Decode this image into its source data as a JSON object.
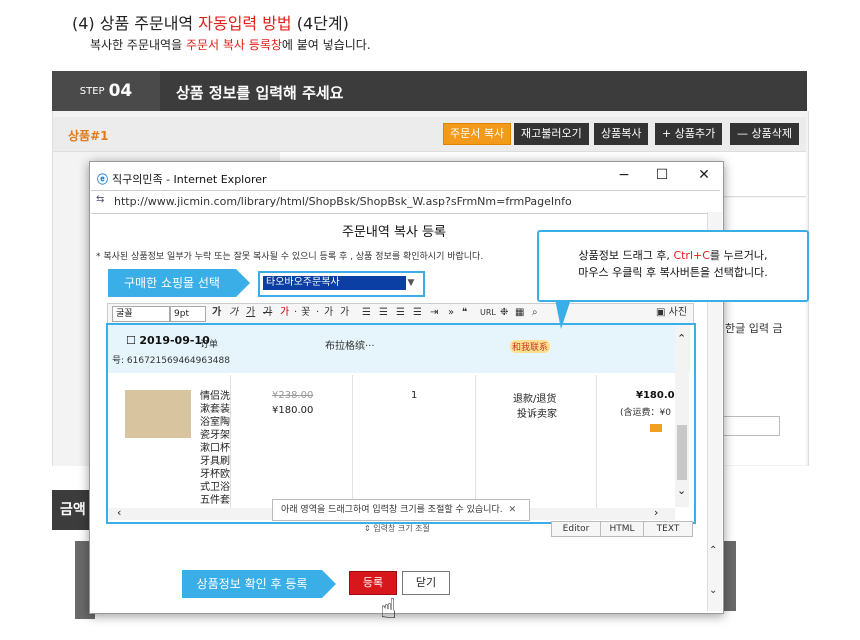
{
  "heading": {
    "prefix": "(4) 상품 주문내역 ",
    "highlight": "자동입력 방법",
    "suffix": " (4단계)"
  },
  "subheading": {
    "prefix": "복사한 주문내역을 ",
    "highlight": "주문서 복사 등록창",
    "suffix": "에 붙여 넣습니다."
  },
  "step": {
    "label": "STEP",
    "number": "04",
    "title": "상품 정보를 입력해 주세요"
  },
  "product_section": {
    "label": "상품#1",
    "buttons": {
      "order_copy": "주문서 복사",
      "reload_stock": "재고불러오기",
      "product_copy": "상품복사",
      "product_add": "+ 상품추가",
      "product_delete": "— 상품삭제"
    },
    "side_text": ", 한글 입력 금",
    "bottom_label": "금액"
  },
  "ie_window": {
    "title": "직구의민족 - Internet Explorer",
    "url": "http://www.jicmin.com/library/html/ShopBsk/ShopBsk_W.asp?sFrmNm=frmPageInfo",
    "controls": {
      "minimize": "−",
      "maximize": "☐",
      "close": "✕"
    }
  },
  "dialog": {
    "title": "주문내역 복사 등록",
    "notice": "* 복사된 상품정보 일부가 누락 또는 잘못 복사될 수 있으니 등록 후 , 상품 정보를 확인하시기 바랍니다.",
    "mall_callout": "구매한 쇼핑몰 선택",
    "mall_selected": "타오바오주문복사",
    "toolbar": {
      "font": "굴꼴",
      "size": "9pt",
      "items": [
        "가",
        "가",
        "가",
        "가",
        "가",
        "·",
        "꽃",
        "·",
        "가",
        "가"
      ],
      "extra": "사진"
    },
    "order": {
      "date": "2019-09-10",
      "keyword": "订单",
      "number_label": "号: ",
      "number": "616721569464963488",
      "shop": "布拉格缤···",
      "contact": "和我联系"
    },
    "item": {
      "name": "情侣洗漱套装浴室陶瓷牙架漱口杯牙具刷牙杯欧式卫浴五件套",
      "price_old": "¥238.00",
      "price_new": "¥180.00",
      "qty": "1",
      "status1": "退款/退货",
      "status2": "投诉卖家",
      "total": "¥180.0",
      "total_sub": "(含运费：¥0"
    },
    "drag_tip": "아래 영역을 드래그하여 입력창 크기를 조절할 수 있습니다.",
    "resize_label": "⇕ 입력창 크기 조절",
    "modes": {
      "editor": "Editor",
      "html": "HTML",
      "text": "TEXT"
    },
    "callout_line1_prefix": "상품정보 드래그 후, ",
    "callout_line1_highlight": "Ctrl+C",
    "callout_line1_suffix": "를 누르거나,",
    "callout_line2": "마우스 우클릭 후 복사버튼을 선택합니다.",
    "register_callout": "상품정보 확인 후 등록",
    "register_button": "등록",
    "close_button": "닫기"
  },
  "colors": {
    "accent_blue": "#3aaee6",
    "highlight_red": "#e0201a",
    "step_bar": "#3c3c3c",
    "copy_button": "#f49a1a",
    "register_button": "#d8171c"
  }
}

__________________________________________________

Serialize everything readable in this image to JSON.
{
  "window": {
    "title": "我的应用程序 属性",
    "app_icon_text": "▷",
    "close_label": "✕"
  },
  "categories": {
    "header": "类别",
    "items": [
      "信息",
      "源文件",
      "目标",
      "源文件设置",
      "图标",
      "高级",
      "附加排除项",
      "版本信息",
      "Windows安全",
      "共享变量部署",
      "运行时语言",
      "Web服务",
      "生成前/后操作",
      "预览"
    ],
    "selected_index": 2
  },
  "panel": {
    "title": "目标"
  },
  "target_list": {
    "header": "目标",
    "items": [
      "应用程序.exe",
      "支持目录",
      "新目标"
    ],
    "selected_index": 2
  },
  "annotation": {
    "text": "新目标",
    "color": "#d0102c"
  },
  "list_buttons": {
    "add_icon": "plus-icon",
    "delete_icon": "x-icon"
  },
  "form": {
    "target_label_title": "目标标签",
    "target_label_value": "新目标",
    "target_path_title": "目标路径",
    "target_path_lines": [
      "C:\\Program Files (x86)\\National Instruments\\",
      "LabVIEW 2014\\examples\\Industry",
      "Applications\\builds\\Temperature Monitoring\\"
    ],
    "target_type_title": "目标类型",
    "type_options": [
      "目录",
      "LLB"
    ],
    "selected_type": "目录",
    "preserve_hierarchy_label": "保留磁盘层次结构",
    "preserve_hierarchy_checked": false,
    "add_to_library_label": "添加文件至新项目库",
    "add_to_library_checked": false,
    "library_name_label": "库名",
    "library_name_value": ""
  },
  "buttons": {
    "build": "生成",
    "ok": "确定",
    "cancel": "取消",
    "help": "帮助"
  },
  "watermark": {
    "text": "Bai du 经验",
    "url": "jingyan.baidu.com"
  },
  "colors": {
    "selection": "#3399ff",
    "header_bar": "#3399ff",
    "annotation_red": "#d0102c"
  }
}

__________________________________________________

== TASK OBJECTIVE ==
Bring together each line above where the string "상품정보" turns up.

== TASK OUTPUT ==
    "notice": "* 복사된 상품정보 일부가 누락 또는 잘못 복사될 수 있으니 등록 후 , 상품 정보를 확인하시기 바랍니다.",
    "callout_line1_prefix": "상품정보 드래그 후, ",
    "register_callout": "상품정보 확인 후 등록",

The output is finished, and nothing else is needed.